Top of Provided records

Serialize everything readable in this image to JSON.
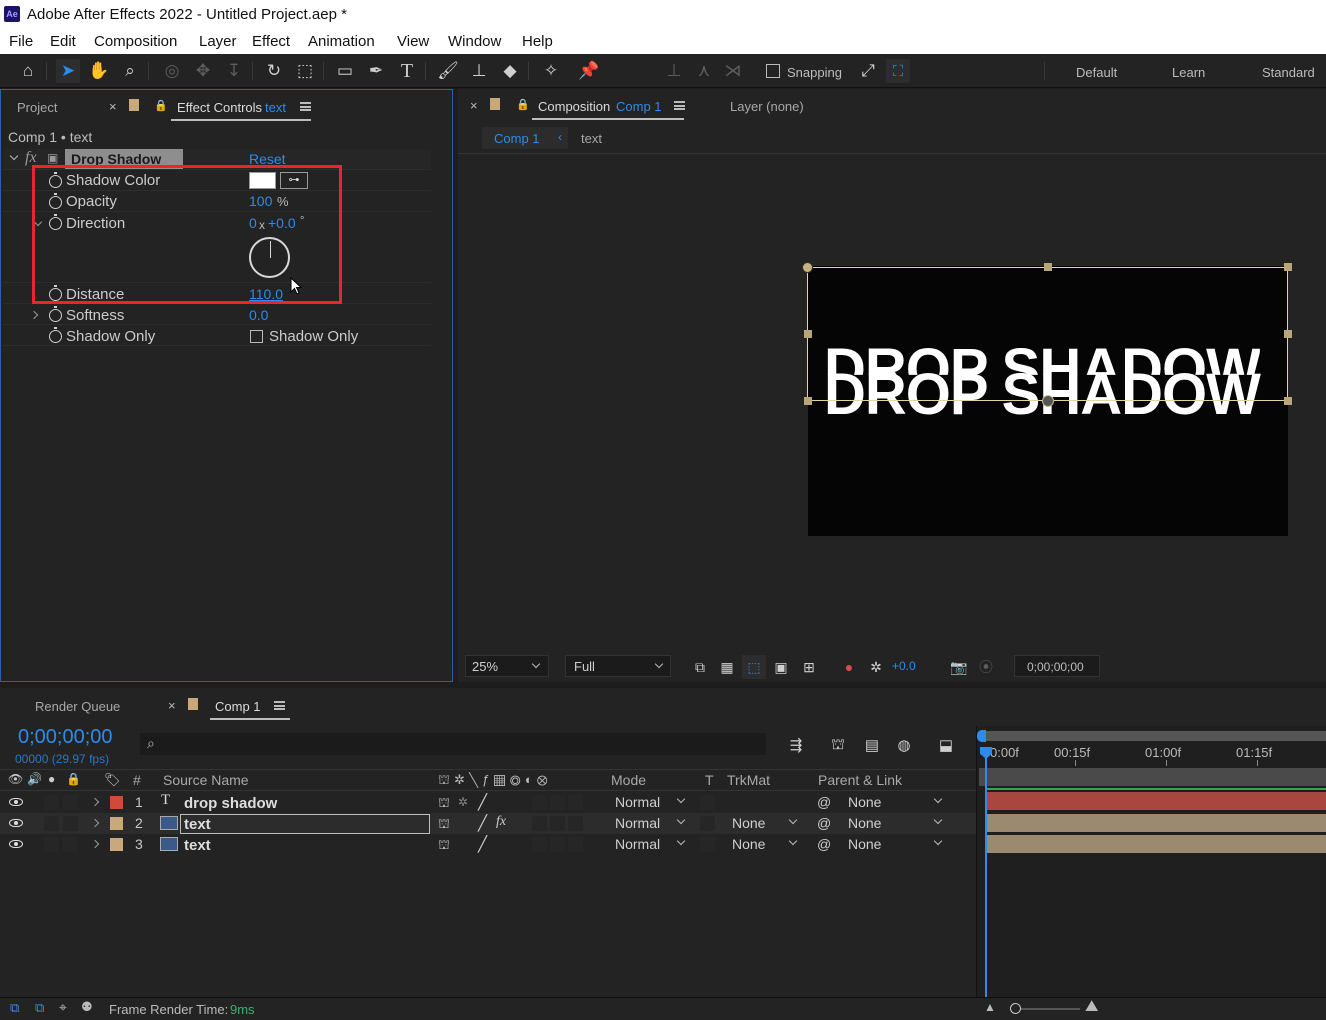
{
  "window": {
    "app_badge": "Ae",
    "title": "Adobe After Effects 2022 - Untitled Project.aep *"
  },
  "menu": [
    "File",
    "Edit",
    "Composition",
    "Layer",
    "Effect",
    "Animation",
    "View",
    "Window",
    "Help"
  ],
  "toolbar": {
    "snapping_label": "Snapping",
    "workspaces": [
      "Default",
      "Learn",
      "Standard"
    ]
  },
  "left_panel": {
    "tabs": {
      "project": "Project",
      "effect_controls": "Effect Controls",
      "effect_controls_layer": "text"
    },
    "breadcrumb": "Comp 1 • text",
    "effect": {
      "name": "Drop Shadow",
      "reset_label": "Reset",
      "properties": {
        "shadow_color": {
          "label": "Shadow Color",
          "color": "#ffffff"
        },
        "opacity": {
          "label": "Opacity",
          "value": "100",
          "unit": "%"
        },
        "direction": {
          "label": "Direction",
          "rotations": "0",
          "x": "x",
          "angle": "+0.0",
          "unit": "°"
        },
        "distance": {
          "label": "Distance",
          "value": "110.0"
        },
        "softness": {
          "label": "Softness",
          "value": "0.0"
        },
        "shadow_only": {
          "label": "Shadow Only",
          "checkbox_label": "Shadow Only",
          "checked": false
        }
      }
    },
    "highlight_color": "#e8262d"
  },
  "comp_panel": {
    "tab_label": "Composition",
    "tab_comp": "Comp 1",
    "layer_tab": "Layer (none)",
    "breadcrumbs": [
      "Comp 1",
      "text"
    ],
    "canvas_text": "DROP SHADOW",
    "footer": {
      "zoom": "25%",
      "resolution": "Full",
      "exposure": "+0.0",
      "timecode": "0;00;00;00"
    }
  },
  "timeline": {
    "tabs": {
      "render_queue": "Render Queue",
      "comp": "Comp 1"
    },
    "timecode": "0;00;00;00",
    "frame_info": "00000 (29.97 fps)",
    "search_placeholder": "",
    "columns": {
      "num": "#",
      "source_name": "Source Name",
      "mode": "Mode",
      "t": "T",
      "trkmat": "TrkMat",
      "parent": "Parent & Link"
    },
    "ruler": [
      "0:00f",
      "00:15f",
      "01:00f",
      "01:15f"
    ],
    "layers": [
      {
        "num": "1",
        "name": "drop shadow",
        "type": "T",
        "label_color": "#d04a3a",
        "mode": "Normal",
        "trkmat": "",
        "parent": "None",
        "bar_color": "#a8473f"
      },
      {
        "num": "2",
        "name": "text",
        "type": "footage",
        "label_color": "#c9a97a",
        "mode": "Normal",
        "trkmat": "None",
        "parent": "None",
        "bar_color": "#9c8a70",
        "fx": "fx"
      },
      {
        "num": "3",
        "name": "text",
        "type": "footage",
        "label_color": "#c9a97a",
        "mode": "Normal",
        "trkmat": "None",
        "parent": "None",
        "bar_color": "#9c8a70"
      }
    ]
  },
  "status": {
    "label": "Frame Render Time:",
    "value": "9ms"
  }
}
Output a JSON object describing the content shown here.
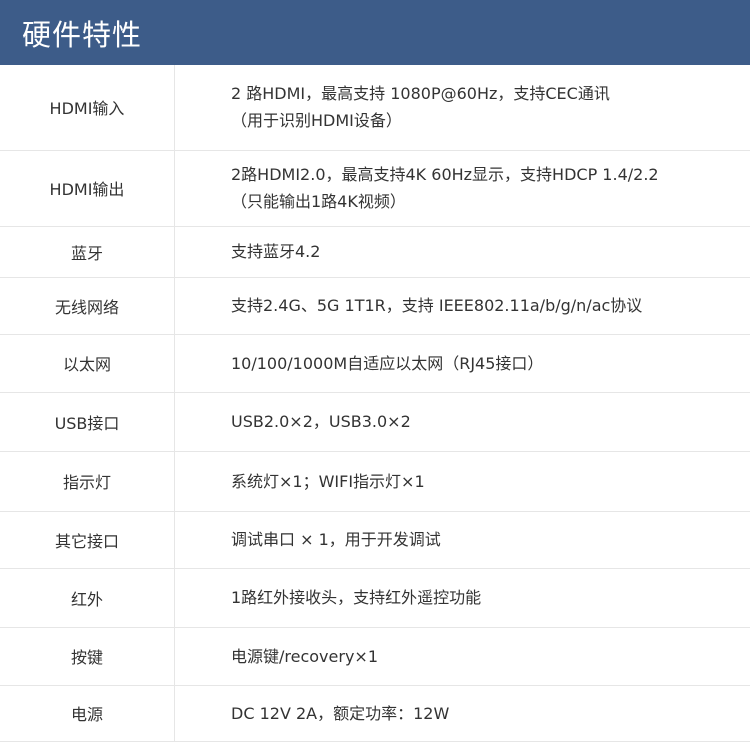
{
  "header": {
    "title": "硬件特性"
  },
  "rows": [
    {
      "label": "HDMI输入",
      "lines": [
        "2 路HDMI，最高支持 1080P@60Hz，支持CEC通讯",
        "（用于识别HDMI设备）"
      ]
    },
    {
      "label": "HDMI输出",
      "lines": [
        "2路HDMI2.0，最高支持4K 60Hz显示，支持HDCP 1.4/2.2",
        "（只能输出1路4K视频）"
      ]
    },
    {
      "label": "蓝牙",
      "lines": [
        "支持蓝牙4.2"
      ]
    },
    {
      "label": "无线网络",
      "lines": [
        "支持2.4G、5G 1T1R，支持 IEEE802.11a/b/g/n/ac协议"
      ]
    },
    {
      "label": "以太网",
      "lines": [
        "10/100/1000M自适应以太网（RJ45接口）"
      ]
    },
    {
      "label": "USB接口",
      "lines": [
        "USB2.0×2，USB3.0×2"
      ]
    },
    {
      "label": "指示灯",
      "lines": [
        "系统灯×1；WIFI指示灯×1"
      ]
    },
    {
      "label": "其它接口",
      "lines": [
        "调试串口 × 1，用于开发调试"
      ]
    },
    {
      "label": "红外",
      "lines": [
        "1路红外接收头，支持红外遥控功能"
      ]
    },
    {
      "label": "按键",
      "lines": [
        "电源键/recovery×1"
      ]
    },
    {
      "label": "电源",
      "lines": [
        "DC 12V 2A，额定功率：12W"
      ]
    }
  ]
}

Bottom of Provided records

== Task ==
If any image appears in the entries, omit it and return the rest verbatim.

== Answer to the problem ==
Serialize everything readable in this image to JSON.
{
  "window": {
    "app_badge": "Ae",
    "title": "Adobe After Effects 2022 - Untitled Project.aep *"
  },
  "menu": [
    "File",
    "Edit",
    "Composition",
    "Layer",
    "Effect",
    "Animation",
    "View",
    "Window",
    "Help"
  ],
  "toolbar": {
    "snapping_label": "Snapping",
    "workspaces": [
      "Default",
      "Learn",
      "Standard"
    ]
  },
  "left_panel": {
    "tabs": {
      "project": "Project",
      "effect_controls": "Effect Controls",
      "effect_controls_layer": "text"
    },
    "breadcrumb": "Comp 1 • text",
    "effect": {
      "name": "Drop Shadow",
      "reset_label": "Reset",
      "properties": {
        "shadow_color": {
          "label": "Shadow Color",
          "color": "#ffffff"
        },
        "opacity": {
          "label": "Opacity",
          "value": "100",
          "unit": "%"
        },
        "direction": {
          "label": "Direction",
          "rotations": "0",
          "x": "x",
          "angle": "+0.0",
          "unit": "°"
        },
        "distance": {
          "label": "Distance",
          "value": "110.0"
        },
        "softness": {
          "label": "Softness",
          "value": "0.0"
        },
        "shadow_only": {
          "label": "Shadow Only",
          "checkbox_label": "Shadow Only",
          "checked": false
        }
      }
    },
    "highlight_color": "#e8262d"
  },
  "comp_panel": {
    "tab_label": "Composition",
    "tab_comp": "Comp 1",
    "layer_tab": "Layer (none)",
    "breadcrumbs": [
      "Comp 1",
      "text"
    ],
    "canvas_text": "DROP SHADOW",
    "footer": {
      "zoom": "25%",
      "resolution": "Full",
      "exposure": "+0.0",
      "timecode": "0;00;00;00"
    }
  },
  "timeline": {
    "tabs": {
      "render_queue": "Render Queue",
      "comp": "Comp 1"
    },
    "timecode": "0;00;00;00",
    "frame_info": "00000 (29.97 fps)",
    "search_placeholder": "",
    "columns": {
      "num": "#",
      "source_name": "Source Name",
      "mode": "Mode",
      "t": "T",
      "trkmat": "TrkMat",
      "parent": "Parent & Link"
    },
    "ruler": [
      "0:00f",
      "00:15f",
      "01:00f",
      "01:15f"
    ],
    "layers": [
      {
        "num": "1",
        "name": "drop shadow",
        "type": "T",
        "label_color": "#d04a3a",
        "mode": "Normal",
        "trkmat": "",
        "parent": "None",
        "bar_color": "#a8473f"
      },
      {
        "num": "2",
        "name": "text",
        "type": "footage",
        "label_color": "#c9a97a",
        "mode": "Normal",
        "trkmat": "None",
        "parent": "None",
        "bar_color": "#9c8a70",
        "fx": "fx"
      },
      {
        "num": "3",
        "name": "text",
        "type": "footage",
        "label_color": "#c9a97a",
        "mode": "Normal",
        "trkmat": "None",
        "parent": "None",
        "bar_color": "#9c8a70"
      }
    ]
  },
  "status": {
    "label": "Frame Render Time:",
    "value": "9ms"
  }
}
Output a JSON object describing the content shown here.
{
  "header": {
    "title": "硬件特性"
  },
  "rows": [
    {
      "label": "HDMI输入",
      "lines": [
        "2 路HDMI，最高支持 1080P@60Hz，支持CEC通讯",
        "（用于识别HDMI设备）"
      ]
    },
    {
      "label": "HDMI输出",
      "lines": [
        "2路HDMI2.0，最高支持4K 60Hz显示，支持HDCP 1.4/2.2",
        "（只能输出1路4K视频）"
      ]
    },
    {
      "label": "蓝牙",
      "lines": [
        "支持蓝牙4.2"
      ]
    },
    {
      "label": "无线网络",
      "lines": [
        "支持2.4G、5G 1T1R，支持 IEEE802.11a/b/g/n/ac协议"
      ]
    },
    {
      "label": "以太网",
      "lines": [
        "10/100/1000M自适应以太网（RJ45接口）"
      ]
    },
    {
      "label": "USB接口",
      "lines": [
        "USB2.0×2，USB3.0×2"
      ]
    },
    {
      "label": "指示灯",
      "lines": [
        "系统灯×1；WIFI指示灯×1"
      ]
    },
    {
      "label": "其它接口",
      "lines": [
        "调试串口 × 1，用于开发调试"
      ]
    },
    {
      "label": "红外",
      "lines": [
        "1路红外接收头，支持红外遥控功能"
      ]
    },
    {
      "label": "按键",
      "lines": [
        "电源键/recovery×1"
      ]
    },
    {
      "label": "电源",
      "lines": [
        "DC 12V 2A，额定功率：12W"
      ]
    }
  ]
}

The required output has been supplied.